TRENTON – A former Newark lawyer has been sentenced for stealing $20,000 from clients of his firm, announced Attorney General Gurbir S. Grewal.
Richard M. Roberts, 81, of Bloomfield was sentenced to five years of probation, conditioned upon performance of 270 hours of community service.. Roberts will be required to restitution in an amount to be determined.
Roberts pleaded guilty on July 23, 2019 to third-degree charges of perjury and theft by failure to make required disposition of property received. The state had recommended that Roberts be sentenced to up to 364 days in jail.
Roberts pleaded guilty on the second day of testimony during trial. His former law partner, Gerald M. Saluti Jr., had previously pleaded guilty and was testifying before the jury.
In pleading guilty, Roberts admitted that he stole $20,000 in client funds from his law firm’s attorney trust account which he used to make alimony payments. He permanently forfeited his law license.
Saluti, 51, of Howell was sentenced to a four-year term of probation, conditioned upon 200 hours of community service. Saluti pleaded guilty on Feb. 21, 2019 to a third-degree conspiracy charge. He permanently forfeited his law license and paid restitution of $137,652.
Roberts and Saluti were indicted in an investigation by detectives and attorneys of the Office of Public Integrity and Accountability North Squad.
The OPIA investigation revealed that from December 2012 through August 2013, Roberts and Saluti conspired to steal funds from the firm’s attorney trust account. In total, just over $140,000 was stolen from four clients, which included settlement awards owed to the clients and monies the two men were obligated to hold in escrow or use to make payments on behalf of the clients.

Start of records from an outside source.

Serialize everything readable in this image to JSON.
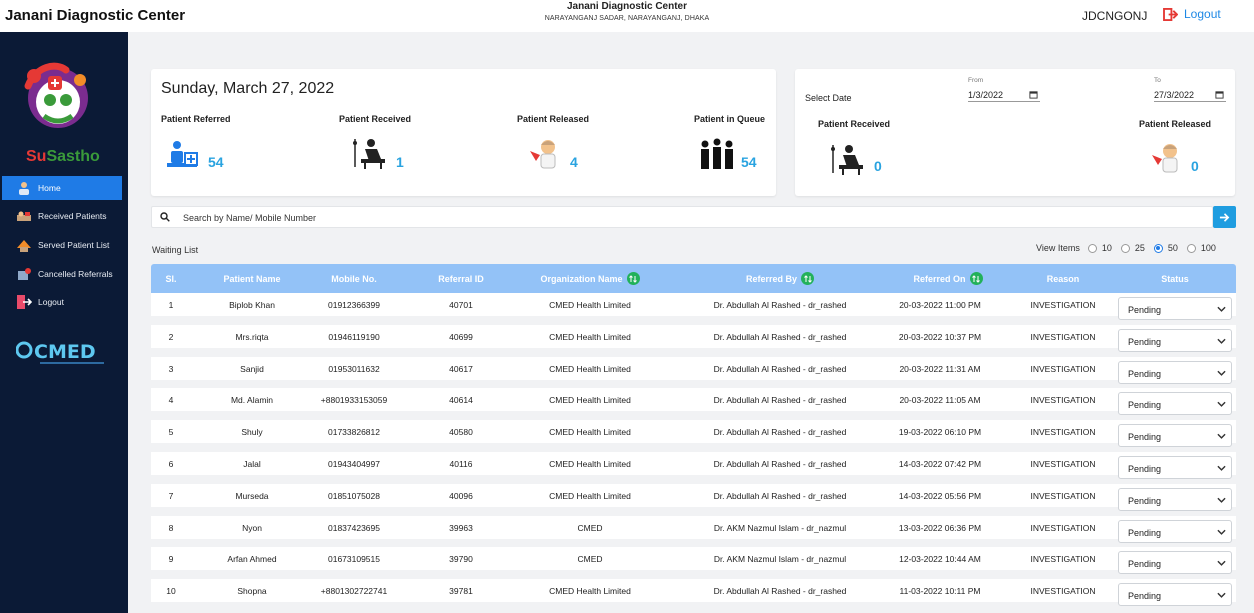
{
  "header": {
    "app_title": "Janani Diagnostic Center",
    "center_name": "Janani Diagnostic Center",
    "center_address": "NARAYANGANJ SADAR, NARAYANGANJ, DHAKA",
    "user_code": "JDCNGONJ",
    "logout_label": "Logout"
  },
  "sidebar": {
    "brand_a": "Su",
    "brand_b": "Sastho",
    "items": [
      {
        "label": "Home",
        "icon": "home-user-icon",
        "active": true
      },
      {
        "label": "Received Patients",
        "icon": "received-patients-icon"
      },
      {
        "label": "Served Patient List",
        "icon": "served-patient-icon"
      },
      {
        "label": "Cancelled Referrals",
        "icon": "cancelled-referrals-icon"
      },
      {
        "label": "Logout",
        "icon": "logout-icon"
      }
    ],
    "footer_logo": "CMED"
  },
  "summary": {
    "date": "Sunday, March 27, 2022",
    "stats": [
      {
        "label": "Patient Referred",
        "value": "54",
        "icon": "patient-referred-icon"
      },
      {
        "label": "Patient Received",
        "value": "1",
        "icon": "patient-received-icon"
      },
      {
        "label": "Patient Released",
        "value": "4",
        "icon": "patient-released-icon"
      },
      {
        "label": "Patient in Queue",
        "value": "54",
        "icon": "patient-queue-icon"
      }
    ]
  },
  "range": {
    "select_date_label": "Select Date",
    "from_label": "From",
    "from_value": "1/3/2022",
    "to_label": "To",
    "to_value": "27/3/2022",
    "received_label": "Patient Received",
    "received_value": "0",
    "released_label": "Patient Released",
    "released_value": "0"
  },
  "search": {
    "placeholder": "Search by Name/ Mobile Number"
  },
  "list": {
    "title": "Waiting List",
    "view_items_label": "View Items",
    "view_options": [
      "10",
      "25",
      "50",
      "100"
    ],
    "view_selected": "50"
  },
  "table": {
    "columns": [
      "Sl.",
      "Patient Name",
      "Mobile No.",
      "Referral ID",
      "Organization Name",
      "Referred By",
      "Referred On",
      "Reason",
      "Status"
    ],
    "rows": [
      {
        "sl": "1",
        "name": "Biplob Khan",
        "mobile": "01912366399",
        "ref_id": "40701",
        "org": "CMED Health Limited",
        "by": "Dr. Abdullah Al Rashed - dr_rashed",
        "on": "20-03-2022 11:00 PM",
        "reason": "INVESTIGATION",
        "status": "Pending"
      },
      {
        "sl": "2",
        "name": "Mrs.riqta",
        "mobile": "01946119190",
        "ref_id": "40699",
        "org": "CMED Health Limited",
        "by": "Dr. Abdullah Al Rashed - dr_rashed",
        "on": "20-03-2022 10:37 PM",
        "reason": "INVESTIGATION",
        "status": "Pending"
      },
      {
        "sl": "3",
        "name": "Sanjid",
        "mobile": "01953011632",
        "ref_id": "40617",
        "org": "CMED Health Limited",
        "by": "Dr. Abdullah Al Rashed - dr_rashed",
        "on": "20-03-2022 11:31 AM",
        "reason": "INVESTIGATION",
        "status": "Pending"
      },
      {
        "sl": "4",
        "name": "Md. Alamin",
        "mobile": "+8801933153059",
        "ref_id": "40614",
        "org": "CMED Health Limited",
        "by": "Dr. Abdullah Al Rashed - dr_rashed",
        "on": "20-03-2022 11:05 AM",
        "reason": "INVESTIGATION",
        "status": "Pending"
      },
      {
        "sl": "5",
        "name": "Shuly",
        "mobile": "01733826812",
        "ref_id": "40580",
        "org": "CMED Health Limited",
        "by": "Dr. Abdullah Al Rashed - dr_rashed",
        "on": "19-03-2022 06:10 PM",
        "reason": "INVESTIGATION",
        "status": "Pending"
      },
      {
        "sl": "6",
        "name": "Jalal",
        "mobile": "01943404997",
        "ref_id": "40116",
        "org": "CMED Health Limited",
        "by": "Dr. Abdullah Al Rashed - dr_rashed",
        "on": "14-03-2022 07:42 PM",
        "reason": "INVESTIGATION",
        "status": "Pending"
      },
      {
        "sl": "7",
        "name": "Murseda",
        "mobile": "01851075028",
        "ref_id": "40096",
        "org": "CMED Health Limited",
        "by": "Dr. Abdullah Al Rashed - dr_rashed",
        "on": "14-03-2022 05:56 PM",
        "reason": "INVESTIGATION",
        "status": "Pending"
      },
      {
        "sl": "8",
        "name": "Nyon",
        "mobile": "01837423695",
        "ref_id": "39963",
        "org": "CMED",
        "by": "Dr. AKM Nazmul Islam - dr_nazmul",
        "on": "13-03-2022 06:36 PM",
        "reason": "INVESTIGATION",
        "status": "Pending"
      },
      {
        "sl": "9",
        "name": "Arfan Ahmed",
        "mobile": "01673109515",
        "ref_id": "39790",
        "org": "CMED",
        "by": "Dr. AKM Nazmul Islam - dr_nazmul",
        "on": "12-03-2022 10:44 AM",
        "reason": "INVESTIGATION",
        "status": "Pending"
      },
      {
        "sl": "10",
        "name": "Shopna",
        "mobile": "+8801302722741",
        "ref_id": "39781",
        "org": "CMED Health Limited",
        "by": "Dr. Abdullah Al Rashed - dr_rashed",
        "on": "11-03-2022 10:11 PM",
        "reason": "INVESTIGATION",
        "status": "Pending"
      }
    ]
  },
  "colors": {
    "sidebar_bg": "#0b1a36",
    "active_nav": "#1f7be6",
    "table_header": "#93c2f7",
    "stat_value": "#29a3e0",
    "sort_badge": "#22b15a"
  }
}
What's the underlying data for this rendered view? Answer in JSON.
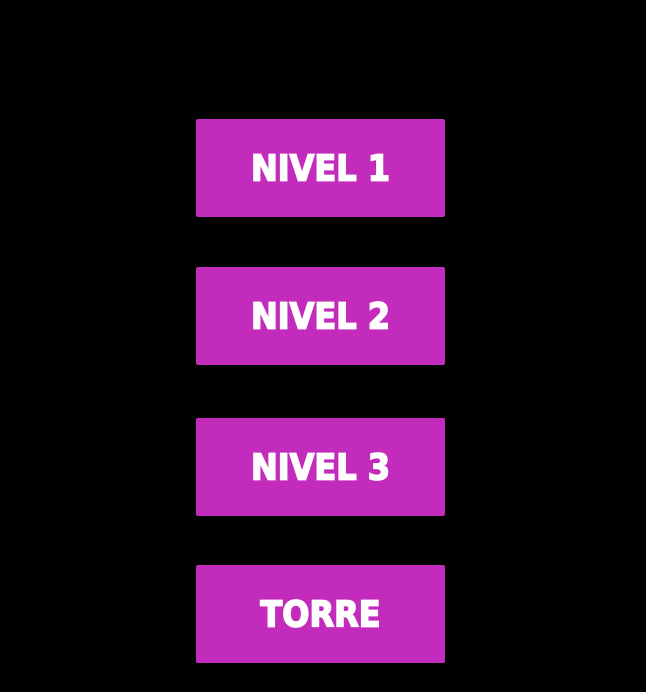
{
  "menu": {
    "buttons": [
      {
        "label": "NIVEL 1"
      },
      {
        "label": "NIVEL 2"
      },
      {
        "label": "NIVEL 3"
      },
      {
        "label": "TORRE"
      }
    ]
  },
  "colors": {
    "background": "#000000",
    "button": "#c22bbb",
    "text": "#ffffff"
  }
}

“Instead of upholding the law and guarding the interests of their clients, as was their duty as attorneys, Roberts and Saluti stole client funds from their attorney trust account,” said Attorney General Grewal. “Through this prosecution by our Office of Public Integrity and Accountability, we held these men accountable and made certain that they will never again practice law in New Jersey.”
“These convictions send a message that we will not tolerate lawyers who act dishonestly and betray the trust of their clients,” said Director Thomas Eicher of the Office of Public Integrity and Accountability. “Lawyers take an oath to uphold the law, and when they break the law instead, we stand ready to investigate and prosecute them.”
Roberts admitted that he falsely told law enforcement and testified under oath that he never authorized the practice administrator for their firm, Gabriel Iannacone, to make his alimony payments. Roberts admitted that, in fact, he did direct Iannacone to make alimony payments for him, and he knew at the time that Ianncone was making the payments from the firm’s attorney trust account. Ianncone pleaded guilty in 2017 to a third-degree conspiracy charge in connection with the improper withdrawals and payments from the attorney trust account. He is now deceased.
Roberts and Saluti were previously suspended from the practice of law in New Jersey. Roberts was suspended in November 2015, and Saluti, in February 2014. In August 2013, the men dissolved their partnership, Roberts & Saluti LLC, which did business as Saluti Law Group.